April is National Poetry Month, an excellent time to introduce children to poetry. Many times, even if a child is reluctant to read books, he or she will still be receptive to poetry, especially poetry geared toward children. Sometimes, children enjoy reading poetry so much it will help ease them into reading chapter books. I have compiled a list of my favorite children’s poetry books. They can all be found at Amazon.com for decent prices and probably at your local library as well.
1. Shel Silverstein’s Where the Sidewalk Ends is an essential poetry book for children. It was written 35 years ago, but still entertains young and old alike. With 125 poems, as well as illustrations, there is something in it for everyone. Some of the poems are silly, such as “Recipe For A Hippopotamus Sandwich”, while some tell valuable lessons, such as “I Won’t Hatch!”. Shel Silverstein’s work is just as relevant today as it was three and a half decades ago.

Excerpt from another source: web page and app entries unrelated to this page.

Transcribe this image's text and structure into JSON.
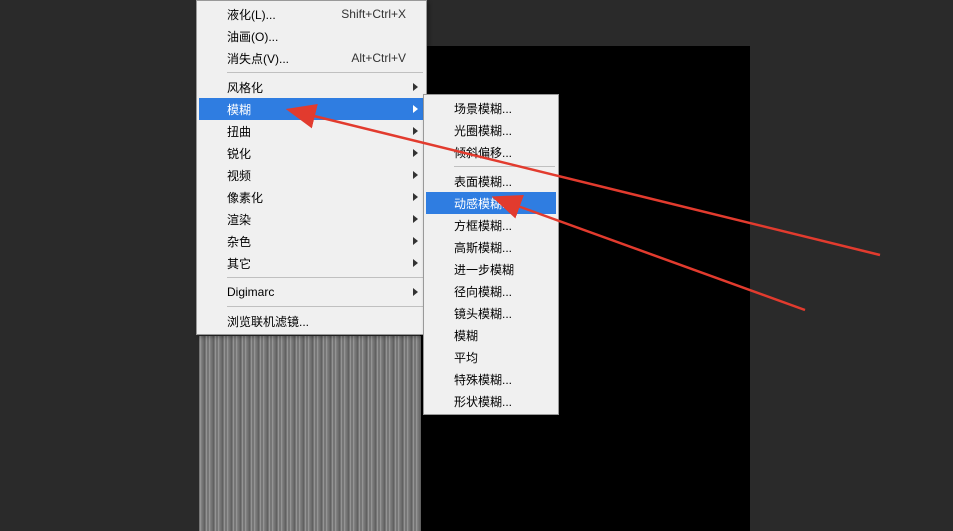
{
  "mainMenu": {
    "items": [
      {
        "label": "液化(L)...",
        "shortcut": "Shift+Ctrl+X"
      },
      {
        "label": "油画(O)...",
        "shortcut": ""
      },
      {
        "label": "消失点(V)...",
        "shortcut": "Alt+Ctrl+V"
      }
    ],
    "submenuGroup": [
      {
        "label": "风格化"
      },
      {
        "label": "模糊",
        "highlight": true
      },
      {
        "label": "扭曲"
      },
      {
        "label": "锐化"
      },
      {
        "label": "视频"
      },
      {
        "label": "像素化"
      },
      {
        "label": "渲染"
      },
      {
        "label": "杂色"
      },
      {
        "label": "其它"
      }
    ],
    "digimarc": {
      "label": "Digimarc"
    },
    "browse": {
      "label": "浏览联机滤镜..."
    }
  },
  "subMenu": {
    "group1": [
      {
        "label": "场景模糊..."
      },
      {
        "label": "光圈模糊..."
      },
      {
        "label": "倾斜偏移..."
      }
    ],
    "group2": [
      {
        "label": "表面模糊..."
      },
      {
        "label": "动感模糊...",
        "highlight": true
      },
      {
        "label": "方框模糊..."
      },
      {
        "label": "高斯模糊..."
      },
      {
        "label": "进一步模糊"
      },
      {
        "label": "径向模糊..."
      },
      {
        "label": "镜头模糊..."
      },
      {
        "label": "模糊"
      },
      {
        "label": "平均"
      },
      {
        "label": "特殊模糊..."
      },
      {
        "label": "形状模糊..."
      }
    ]
  },
  "annotations": {
    "arrowColor": "#e23b2e"
  }
}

2. Shel Silverstein’s A Light in the Attic contains over 130 poems and although it hasn’t been around quite as long as Where the Sidewalk Ends, it is just as beloved. All of Shel Silverstein’s books are great pick-me-ups or anytime reads. Many teachers enjoy reading them on rainy days to a classroom full of bored and fidgety children. His writing style is humorous and easily catches anyone’s attention, putting a smile on their face. I fondly remember reading his books as a child and still enjoy reading the quirky, fun poems.
3. Kenn Nesbitt When the Teacher isn’t Looking is full of poems about school. His topics cover everything from homework to detention and lunch to tests. My brother has a couple of Kenn Nesbitt’s books and, while they are all funny, When the Teacher isn’t Looking is definitely a hilarious collection of poems. Children of all ages love reading it because they can relate to the poems about school and teachers. He has quite a few books available, some are even available on audio CD. His website, Poetry4Kids.com, has a schedule of when he will be appearing at schools, as well as poetry resources.
4. Jack Prelutsky’s The Random House Book of Poetry for Children is full of a whopping 500 poems from Robert Louis Stevenson to Lewiss Carroll. According to Amazon.com, besides just traditional poems, there are “playground chants, anonymous rhymes, scary poems, silly verses and even some sad strains”. With such a wide array of poets and colorful illustrations on every page, everyone will walk away enjoying something. Published in 1983, it is still considered an unsurpassed collection of poetry.
Reading poetry to your child can be a great bonding experience. You are able to spend time together and laugh over silly poems and then share in inside jokes with each other later on. Happy reading!